■ THE PROBLEM ■
Extract all lines in the data that contain the word "better".

▼

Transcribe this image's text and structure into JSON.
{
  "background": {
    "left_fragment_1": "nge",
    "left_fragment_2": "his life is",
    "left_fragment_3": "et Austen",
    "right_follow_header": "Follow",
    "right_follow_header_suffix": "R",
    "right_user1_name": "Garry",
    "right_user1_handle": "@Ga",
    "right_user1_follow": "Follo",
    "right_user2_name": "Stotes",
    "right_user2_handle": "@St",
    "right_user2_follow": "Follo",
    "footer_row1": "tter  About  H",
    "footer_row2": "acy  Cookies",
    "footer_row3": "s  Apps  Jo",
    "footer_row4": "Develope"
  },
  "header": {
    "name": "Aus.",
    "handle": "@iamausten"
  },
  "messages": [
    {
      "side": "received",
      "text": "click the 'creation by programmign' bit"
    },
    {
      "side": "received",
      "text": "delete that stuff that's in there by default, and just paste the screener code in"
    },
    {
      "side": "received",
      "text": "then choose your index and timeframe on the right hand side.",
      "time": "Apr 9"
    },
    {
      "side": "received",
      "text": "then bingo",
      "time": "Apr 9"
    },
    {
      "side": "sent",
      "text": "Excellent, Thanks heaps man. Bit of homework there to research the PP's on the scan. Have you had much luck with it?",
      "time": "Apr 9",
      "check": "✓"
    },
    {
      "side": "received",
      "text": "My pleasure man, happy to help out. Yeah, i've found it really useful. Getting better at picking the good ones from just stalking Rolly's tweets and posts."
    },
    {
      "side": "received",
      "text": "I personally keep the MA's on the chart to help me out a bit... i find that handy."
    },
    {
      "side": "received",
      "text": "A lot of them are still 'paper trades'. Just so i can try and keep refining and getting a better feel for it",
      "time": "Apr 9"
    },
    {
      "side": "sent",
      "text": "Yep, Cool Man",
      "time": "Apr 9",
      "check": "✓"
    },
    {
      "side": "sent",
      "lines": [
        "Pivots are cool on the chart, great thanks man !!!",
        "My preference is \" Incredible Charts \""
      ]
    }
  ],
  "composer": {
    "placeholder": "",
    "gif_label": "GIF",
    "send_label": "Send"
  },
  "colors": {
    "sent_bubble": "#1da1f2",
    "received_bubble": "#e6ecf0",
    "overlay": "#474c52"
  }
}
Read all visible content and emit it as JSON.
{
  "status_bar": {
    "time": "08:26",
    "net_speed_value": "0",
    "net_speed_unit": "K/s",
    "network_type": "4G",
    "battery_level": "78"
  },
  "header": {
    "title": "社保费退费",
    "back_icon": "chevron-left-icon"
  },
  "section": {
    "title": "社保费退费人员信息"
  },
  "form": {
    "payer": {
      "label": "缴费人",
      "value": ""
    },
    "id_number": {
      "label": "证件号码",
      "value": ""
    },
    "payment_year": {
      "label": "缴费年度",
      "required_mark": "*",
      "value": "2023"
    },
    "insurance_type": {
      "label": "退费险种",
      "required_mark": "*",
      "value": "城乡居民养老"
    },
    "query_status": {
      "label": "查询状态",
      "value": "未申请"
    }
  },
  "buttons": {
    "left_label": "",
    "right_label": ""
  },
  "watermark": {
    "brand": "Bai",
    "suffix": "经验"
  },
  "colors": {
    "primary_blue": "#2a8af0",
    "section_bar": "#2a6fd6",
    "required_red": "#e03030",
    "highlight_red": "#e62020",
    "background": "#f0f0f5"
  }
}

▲
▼

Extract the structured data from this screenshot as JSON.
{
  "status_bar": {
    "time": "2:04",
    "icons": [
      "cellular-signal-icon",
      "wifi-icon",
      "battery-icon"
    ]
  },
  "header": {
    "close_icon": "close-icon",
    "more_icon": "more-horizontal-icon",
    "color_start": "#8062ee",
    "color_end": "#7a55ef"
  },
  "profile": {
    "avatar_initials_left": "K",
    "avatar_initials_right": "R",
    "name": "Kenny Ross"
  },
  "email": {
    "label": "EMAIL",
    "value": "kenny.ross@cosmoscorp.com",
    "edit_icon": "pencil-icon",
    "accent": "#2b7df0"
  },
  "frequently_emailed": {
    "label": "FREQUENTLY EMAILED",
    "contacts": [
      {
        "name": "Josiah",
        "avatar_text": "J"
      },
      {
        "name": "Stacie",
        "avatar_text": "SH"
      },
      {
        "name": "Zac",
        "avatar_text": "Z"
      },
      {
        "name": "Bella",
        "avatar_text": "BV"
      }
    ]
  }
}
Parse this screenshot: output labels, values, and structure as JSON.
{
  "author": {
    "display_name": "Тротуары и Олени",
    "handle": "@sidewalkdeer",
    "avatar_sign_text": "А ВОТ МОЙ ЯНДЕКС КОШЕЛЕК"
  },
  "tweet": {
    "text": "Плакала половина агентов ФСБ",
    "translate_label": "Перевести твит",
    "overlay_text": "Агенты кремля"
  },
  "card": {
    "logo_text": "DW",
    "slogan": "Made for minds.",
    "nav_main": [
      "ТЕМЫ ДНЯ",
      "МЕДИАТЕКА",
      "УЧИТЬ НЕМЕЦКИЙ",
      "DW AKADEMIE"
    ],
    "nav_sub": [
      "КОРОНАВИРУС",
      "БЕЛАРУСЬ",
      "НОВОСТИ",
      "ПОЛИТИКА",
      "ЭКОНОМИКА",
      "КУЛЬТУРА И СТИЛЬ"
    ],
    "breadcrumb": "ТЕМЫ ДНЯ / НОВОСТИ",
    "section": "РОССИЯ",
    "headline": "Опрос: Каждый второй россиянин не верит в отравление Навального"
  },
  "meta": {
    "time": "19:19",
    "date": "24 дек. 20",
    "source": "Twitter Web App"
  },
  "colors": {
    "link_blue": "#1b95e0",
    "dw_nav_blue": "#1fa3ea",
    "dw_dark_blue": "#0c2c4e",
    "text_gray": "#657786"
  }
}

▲

■ ANSWER BOX ■
      "text": "My pleasure man, happy to help out. Yeah, i've found it really useful. Getting better at picking the good ones from just stalking Rolly's tweets and posts."
      "text": "A lot of them are still 'paper trades'. Just so i can try and keep refining and getting a better feel for it",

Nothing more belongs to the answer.